** What this task involves **
For each line below that contains the word "sender", make a copy.

*** Given records Section Begins ***

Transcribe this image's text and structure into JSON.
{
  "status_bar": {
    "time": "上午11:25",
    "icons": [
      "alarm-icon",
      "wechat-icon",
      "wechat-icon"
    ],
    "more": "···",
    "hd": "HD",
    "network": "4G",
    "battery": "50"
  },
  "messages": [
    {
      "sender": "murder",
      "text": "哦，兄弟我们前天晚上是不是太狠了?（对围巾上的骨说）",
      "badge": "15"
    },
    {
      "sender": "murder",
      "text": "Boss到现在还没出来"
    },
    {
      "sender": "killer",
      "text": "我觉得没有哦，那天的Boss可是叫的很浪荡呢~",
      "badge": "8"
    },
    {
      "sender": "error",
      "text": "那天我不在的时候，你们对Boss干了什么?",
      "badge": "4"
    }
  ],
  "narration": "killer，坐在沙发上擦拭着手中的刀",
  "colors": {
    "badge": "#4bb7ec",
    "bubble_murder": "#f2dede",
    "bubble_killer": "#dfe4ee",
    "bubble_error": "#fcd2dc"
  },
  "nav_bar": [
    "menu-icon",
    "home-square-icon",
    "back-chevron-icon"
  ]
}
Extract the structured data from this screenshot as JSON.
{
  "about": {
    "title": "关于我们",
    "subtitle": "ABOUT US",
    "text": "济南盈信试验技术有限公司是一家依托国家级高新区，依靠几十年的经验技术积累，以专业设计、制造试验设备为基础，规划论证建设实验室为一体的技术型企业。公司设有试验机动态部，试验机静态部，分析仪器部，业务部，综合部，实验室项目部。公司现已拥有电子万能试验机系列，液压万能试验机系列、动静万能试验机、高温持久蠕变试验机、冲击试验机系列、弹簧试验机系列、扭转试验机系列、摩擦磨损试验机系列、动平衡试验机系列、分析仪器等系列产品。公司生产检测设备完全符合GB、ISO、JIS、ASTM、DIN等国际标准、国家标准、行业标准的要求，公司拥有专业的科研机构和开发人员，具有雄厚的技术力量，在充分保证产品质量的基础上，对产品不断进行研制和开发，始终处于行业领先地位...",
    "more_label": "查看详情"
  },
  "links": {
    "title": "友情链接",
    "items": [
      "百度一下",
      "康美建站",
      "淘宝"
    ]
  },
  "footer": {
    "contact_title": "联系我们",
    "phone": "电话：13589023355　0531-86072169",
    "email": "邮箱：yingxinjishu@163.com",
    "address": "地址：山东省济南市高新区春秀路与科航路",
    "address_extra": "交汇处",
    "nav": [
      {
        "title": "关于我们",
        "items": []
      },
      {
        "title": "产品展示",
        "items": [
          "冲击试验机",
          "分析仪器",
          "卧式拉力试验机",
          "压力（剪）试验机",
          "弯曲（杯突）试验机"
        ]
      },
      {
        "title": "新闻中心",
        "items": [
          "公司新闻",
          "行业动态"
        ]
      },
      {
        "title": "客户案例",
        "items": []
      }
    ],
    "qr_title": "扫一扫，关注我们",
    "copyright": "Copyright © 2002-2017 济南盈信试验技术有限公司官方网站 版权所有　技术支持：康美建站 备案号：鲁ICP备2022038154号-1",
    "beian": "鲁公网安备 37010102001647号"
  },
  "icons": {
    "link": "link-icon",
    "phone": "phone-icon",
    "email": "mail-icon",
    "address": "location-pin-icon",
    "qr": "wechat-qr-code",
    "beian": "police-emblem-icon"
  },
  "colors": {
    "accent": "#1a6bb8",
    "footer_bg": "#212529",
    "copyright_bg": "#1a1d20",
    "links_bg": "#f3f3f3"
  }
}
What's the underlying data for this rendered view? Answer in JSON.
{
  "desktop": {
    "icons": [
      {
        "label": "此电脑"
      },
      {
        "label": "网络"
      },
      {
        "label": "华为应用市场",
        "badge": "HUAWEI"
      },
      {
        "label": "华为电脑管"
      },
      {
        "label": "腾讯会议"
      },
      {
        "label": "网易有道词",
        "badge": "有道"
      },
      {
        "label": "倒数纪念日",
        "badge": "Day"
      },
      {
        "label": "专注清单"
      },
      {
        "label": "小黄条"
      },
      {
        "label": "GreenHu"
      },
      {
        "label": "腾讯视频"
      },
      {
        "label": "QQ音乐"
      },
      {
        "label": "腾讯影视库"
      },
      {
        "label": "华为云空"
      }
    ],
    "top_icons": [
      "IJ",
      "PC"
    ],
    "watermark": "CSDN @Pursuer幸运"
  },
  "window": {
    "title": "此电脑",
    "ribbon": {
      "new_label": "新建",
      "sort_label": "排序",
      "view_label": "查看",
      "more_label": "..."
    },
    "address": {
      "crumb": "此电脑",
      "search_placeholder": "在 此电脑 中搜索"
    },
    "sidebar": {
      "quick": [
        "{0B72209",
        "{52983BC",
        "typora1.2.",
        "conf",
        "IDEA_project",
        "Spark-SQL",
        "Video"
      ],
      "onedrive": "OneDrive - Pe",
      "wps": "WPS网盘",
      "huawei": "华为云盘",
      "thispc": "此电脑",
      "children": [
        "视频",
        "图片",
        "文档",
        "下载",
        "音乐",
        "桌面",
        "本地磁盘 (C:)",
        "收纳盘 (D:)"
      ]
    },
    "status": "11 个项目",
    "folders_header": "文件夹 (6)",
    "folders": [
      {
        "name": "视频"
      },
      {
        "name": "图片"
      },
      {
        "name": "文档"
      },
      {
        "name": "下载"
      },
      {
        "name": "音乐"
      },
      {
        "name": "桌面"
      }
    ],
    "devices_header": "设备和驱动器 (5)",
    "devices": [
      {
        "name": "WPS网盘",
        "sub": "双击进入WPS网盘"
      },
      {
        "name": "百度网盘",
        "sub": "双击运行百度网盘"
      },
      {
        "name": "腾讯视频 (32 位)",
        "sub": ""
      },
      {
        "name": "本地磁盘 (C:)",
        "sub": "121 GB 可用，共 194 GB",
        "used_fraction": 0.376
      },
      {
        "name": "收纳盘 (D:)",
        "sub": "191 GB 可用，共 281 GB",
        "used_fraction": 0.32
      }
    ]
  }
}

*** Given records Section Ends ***

** Your response **
      "sender": "murder",
      "sender": "murder",
      "sender": "killer",
      "sender": "error",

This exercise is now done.